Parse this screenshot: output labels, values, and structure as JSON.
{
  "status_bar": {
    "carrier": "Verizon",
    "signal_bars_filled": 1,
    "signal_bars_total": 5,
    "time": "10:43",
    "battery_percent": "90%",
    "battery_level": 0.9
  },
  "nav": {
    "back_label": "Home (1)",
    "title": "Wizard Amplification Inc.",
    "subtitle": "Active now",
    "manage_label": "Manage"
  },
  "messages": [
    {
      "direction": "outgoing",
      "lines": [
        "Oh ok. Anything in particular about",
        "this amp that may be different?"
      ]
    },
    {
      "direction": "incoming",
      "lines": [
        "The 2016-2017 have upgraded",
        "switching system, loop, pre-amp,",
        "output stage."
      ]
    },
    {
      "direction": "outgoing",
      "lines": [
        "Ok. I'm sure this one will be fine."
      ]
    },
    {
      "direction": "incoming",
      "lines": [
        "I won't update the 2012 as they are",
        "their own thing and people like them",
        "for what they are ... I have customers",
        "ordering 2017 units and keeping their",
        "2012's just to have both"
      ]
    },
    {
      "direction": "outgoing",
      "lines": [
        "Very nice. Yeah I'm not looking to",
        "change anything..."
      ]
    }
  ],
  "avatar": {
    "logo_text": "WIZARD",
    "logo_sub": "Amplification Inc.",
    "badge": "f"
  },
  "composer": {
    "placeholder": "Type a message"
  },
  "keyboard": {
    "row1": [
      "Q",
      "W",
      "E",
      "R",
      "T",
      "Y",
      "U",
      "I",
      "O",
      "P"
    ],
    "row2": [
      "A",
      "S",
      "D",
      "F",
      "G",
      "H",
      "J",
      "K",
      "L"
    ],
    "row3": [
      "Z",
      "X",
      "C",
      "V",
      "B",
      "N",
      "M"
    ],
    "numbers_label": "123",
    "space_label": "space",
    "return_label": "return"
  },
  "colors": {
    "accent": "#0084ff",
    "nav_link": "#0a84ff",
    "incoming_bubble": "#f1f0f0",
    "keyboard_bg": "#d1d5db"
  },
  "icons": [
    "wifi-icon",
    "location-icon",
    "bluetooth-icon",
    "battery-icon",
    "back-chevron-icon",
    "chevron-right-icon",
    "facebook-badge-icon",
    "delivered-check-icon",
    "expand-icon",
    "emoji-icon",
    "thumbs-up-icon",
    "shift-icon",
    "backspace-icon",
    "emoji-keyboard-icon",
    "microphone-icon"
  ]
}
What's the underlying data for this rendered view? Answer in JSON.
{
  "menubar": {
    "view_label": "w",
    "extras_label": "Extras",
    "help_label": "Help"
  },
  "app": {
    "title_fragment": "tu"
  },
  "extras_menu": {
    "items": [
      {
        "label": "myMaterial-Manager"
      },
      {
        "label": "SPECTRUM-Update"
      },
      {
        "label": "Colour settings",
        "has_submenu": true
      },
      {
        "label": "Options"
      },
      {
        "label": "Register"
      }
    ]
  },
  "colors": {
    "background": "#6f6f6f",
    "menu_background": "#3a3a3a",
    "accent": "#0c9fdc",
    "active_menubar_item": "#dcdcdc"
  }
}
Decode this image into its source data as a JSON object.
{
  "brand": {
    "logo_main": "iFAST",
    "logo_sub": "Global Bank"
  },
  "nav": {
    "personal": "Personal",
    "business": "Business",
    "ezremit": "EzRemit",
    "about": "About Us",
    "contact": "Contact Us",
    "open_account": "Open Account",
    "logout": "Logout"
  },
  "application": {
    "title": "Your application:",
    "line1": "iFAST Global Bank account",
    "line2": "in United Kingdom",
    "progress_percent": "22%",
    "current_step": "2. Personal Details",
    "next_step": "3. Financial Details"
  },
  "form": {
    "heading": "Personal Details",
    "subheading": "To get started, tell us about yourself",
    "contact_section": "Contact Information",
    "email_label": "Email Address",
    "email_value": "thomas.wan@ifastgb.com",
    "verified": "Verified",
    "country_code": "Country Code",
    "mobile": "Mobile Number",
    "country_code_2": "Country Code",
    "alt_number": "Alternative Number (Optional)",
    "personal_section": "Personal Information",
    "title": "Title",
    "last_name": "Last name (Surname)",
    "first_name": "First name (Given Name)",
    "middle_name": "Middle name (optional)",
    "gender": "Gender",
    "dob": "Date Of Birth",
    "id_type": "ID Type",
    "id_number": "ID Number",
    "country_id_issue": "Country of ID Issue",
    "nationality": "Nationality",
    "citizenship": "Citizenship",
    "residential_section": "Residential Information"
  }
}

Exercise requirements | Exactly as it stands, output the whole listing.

Written answer |
Parse this screenshot: output labels, values, and structure as JSON.
{
  "status_bar": {
    "carrier": "Verizon",
    "signal_bars_filled": 1,
    "signal_bars_total": 5,
    "time": "10:43",
    "battery_percent": "90%",
    "battery_level": 0.9
  },
  "nav": {
    "back_label": "Home (1)",
    "title": "Wizard Amplification Inc.",
    "subtitle": "Active now",
    "manage_label": "Manage"
  },
  "messages": [
    {
      "direction": "outgoing",
      "lines": [
        "Oh ok. Anything in particular about",
        "this amp that may be different?"
      ]
    },
    {
      "direction": "incoming",
      "lines": [
        "The 2016-2017 have upgraded",
        "switching system, loop, pre-amp,",
        "output stage."
      ]
    },
    {
      "direction": "outgoing",
      "lines": [
        "Ok. I'm sure this one will be fine."
      ]
    },
    {
      "direction": "incoming",
      "lines": [
        "I won't update the 2012 as they are",
        "their own thing and people like them",
        "for what they are ... I have customers",
        "ordering 2017 units and keeping their",
        "2012's just to have both"
      ]
    },
    {
      "direction": "outgoing",
      "lines": [
        "Very nice. Yeah I'm not looking to",
        "change anything..."
      ]
    }
  ],
  "avatar": {
    "logo_text": "WIZARD",
    "logo_sub": "Amplification Inc.",
    "badge": "f"
  },
  "composer": {
    "placeholder": "Type a message"
  },
  "keyboard": {
    "row1": [
      "Q",
      "W",
      "E",
      "R",
      "T",
      "Y",
      "U",
      "I",
      "O",
      "P"
    ],
    "row2": [
      "A",
      "S",
      "D",
      "F",
      "G",
      "H",
      "J",
      "K",
      "L"
    ],
    "row3": [
      "Z",
      "X",
      "C",
      "V",
      "B",
      "N",
      "M"
    ],
    "numbers_label": "123",
    "space_label": "space",
    "return_label": "return"
  },
  "colors": {
    "accent": "#0084ff",
    "nav_link": "#0a84ff",
    "incoming_bubble": "#f1f0f0",
    "keyboard_bg": "#d1d5db"
  },
  "icons": [
    "wifi-icon",
    "location-icon",
    "bluetooth-icon",
    "battery-icon",
    "back-chevron-icon",
    "chevron-right-icon",
    "facebook-badge-icon",
    "delivered-check-icon",
    "expand-icon",
    "emoji-icon",
    "thumbs-up-icon",
    "shift-icon",
    "backspace-icon",
    "emoji-keyboard-icon",
    "microphone-icon"
  ]
}
What's the underlying data for this rendered view? Answer in JSON.
{
  "menubar": {
    "view_label": "w",
    "extras_label": "Extras",
    "help_label": "Help"
  },
  "app": {
    "title_fragment": "tu"
  },
  "extras_menu": {
    "items": [
      {
        "label": "myMaterial-Manager"
      },
      {
        "label": "SPECTRUM-Update"
      },
      {
        "label": "Colour settings",
        "has_submenu": true
      },
      {
        "label": "Options"
      },
      {
        "label": "Register"
      }
    ]
  },
  "colors": {
    "background": "#6f6f6f",
    "menu_background": "#3a3a3a",
    "accent": "#0c9fdc",
    "active_menubar_item": "#dcdcdc"
  }
}
Decode this image into its source data as a JSON object.
{
  "brand": {
    "logo_main": "iFAST",
    "logo_sub": "Global Bank"
  },
  "nav": {
    "personal": "Personal",
    "business": "Business",
    "ezremit": "EzRemit",
    "about": "About Us",
    "contact": "Contact Us",
    "open_account": "Open Account",
    "logout": "Logout"
  },
  "application": {
    "title": "Your application:",
    "line1": "iFAST Global Bank account",
    "line2": "in United Kingdom",
    "progress_percent": "22%",
    "current_step": "2. Personal Details",
    "next_step": "3. Financial Details"
  },
  "form": {
    "heading": "Personal Details",
    "subheading": "To get started, tell us about yourself",
    "contact_section": "Contact Information",
    "email_label": "Email Address",
    "email_value": "thomas.wan@ifastgb.com",
    "verified": "Verified",
    "country_code": "Country Code",
    "mobile": "Mobile Number",
    "country_code_2": "Country Code",
    "alt_number": "Alternative Number (Optional)",
    "personal_section": "Personal Information",
    "title": "Title",
    "last_name": "Last name (Surname)",
    "first_name": "First name (Given Name)",
    "middle_name": "Middle name (optional)",
    "gender": "Gender",
    "dob": "Date Of Birth",
    "id_type": "ID Type",
    "id_number": "ID Number",
    "country_id_issue": "Country of ID Issue",
    "nationality": "Nationality",
    "citizenship": "Citizenship",
    "residential_section": "Residential Information"
  }
}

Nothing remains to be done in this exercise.